Better Food, Farm to Table with Wireless Technology

We may think of farming as the labor-intensive production of the 20th century, but if you step on most farms today multiple computer screens in tractors will meet you. Advanced technology is interwoven into almost every aspect of farming, bringing with it tremendous benefits, including improving food quality, food production times, and limiting food waste.  For example:

  • Some farmers are now using drones equipped with infrared cameras and sensors to monitor crop quality and the health of individual plants.
  • Using connected tablets and smartphones, farmers can now remotely detect and resolve equipment malfunctions, enabling a more efficient use of equipment, quicker response times, and improved overall food productivity.
  • With wirelessly connected sensors, farmers can track the contents of food silos and grain carts, and prevent spillage.

Decreasing Food Waste with Tech

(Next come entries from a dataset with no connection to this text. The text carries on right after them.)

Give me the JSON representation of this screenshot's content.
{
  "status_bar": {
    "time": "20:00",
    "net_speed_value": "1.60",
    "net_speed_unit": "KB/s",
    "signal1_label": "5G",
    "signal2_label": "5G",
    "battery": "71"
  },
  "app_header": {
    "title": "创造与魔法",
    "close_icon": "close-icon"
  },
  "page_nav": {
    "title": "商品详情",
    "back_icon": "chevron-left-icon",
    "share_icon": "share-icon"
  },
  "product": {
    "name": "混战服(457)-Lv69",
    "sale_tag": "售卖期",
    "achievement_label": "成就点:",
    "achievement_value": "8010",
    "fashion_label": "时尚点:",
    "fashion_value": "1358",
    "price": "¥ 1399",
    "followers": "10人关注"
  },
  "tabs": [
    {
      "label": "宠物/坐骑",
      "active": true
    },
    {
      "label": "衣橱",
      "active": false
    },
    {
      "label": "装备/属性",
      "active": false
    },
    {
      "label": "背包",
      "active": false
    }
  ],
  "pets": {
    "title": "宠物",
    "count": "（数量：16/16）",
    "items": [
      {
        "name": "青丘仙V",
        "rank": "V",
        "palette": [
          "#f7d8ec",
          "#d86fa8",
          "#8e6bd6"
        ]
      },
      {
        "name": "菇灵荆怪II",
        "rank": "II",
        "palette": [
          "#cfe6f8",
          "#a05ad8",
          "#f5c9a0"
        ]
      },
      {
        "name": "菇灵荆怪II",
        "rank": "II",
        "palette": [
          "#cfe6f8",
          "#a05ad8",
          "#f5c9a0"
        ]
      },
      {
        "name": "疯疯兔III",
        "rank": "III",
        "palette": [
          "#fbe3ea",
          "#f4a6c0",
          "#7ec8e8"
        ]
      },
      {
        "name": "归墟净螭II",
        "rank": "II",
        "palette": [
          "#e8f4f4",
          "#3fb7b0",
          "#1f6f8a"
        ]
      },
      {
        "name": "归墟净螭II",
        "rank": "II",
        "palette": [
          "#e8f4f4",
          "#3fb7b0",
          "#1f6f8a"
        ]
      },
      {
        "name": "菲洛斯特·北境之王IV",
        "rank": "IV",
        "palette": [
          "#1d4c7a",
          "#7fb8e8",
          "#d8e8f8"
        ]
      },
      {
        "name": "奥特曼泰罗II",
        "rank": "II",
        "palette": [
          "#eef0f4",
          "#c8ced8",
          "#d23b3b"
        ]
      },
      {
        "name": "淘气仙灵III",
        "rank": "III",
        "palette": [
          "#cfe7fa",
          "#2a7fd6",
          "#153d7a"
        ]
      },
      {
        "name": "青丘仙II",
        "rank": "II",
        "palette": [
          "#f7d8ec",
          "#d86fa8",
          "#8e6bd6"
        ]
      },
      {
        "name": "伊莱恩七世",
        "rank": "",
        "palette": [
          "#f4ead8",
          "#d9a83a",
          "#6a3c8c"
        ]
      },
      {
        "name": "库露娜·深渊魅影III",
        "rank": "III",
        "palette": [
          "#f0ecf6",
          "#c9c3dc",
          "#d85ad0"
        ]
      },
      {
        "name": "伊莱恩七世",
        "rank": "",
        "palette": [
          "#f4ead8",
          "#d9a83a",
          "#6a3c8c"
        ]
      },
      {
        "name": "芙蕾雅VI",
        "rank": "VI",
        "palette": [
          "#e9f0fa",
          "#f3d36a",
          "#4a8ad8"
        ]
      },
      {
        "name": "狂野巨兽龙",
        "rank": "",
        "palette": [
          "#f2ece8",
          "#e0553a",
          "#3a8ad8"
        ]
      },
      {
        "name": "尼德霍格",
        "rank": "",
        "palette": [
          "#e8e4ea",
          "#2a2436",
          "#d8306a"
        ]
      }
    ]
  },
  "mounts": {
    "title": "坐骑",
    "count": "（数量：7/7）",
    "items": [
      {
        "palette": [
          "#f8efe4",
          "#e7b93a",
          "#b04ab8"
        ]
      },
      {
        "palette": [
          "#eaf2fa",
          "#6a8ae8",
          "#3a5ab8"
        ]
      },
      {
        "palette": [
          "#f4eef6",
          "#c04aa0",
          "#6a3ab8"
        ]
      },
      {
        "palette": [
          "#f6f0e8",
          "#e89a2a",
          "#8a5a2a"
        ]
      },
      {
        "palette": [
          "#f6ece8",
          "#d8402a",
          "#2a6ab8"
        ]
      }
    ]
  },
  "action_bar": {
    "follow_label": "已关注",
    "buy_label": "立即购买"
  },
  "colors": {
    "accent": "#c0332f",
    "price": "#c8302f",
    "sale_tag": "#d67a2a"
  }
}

According to Feeding America, the U.S. wastes about $218 billion worth of food each year. Globally, every year 1.3 billion tons of food is lost or wasted, accounting for a third of all food produced for human consumption.

To put that in perspective that means each year we waste 30% cereals, 20% dairy products, 35% seafood, 45% fruits and vegetables, and 20% meat, 20% oilseeds & pulses, and 45% roots and tubers.  According, to the Food and Agriculture Organization of the United Nations.

The good news is that wireless technology is helping change that trajectory, helping farmers manage anything from overplanting to selecting food transit vendors who use sensors to prevent spoilage.

Wireless in Action, Wine Style

You don’t have to go farther than California wine country to see technology increasing food quality. Camalie Vineyards has developed, and now sells, an agricultural wireless system to improve crop yield and overall wine grape quality. Camalie was able to grow 3.9 tons of Cabernet Sauvignon grapes per acre in 2007 by irrigating each vine with just 34 gallons of water from June until harvest.

That’s taking a little water and turning it into a LOT of wine. We like the sound of that!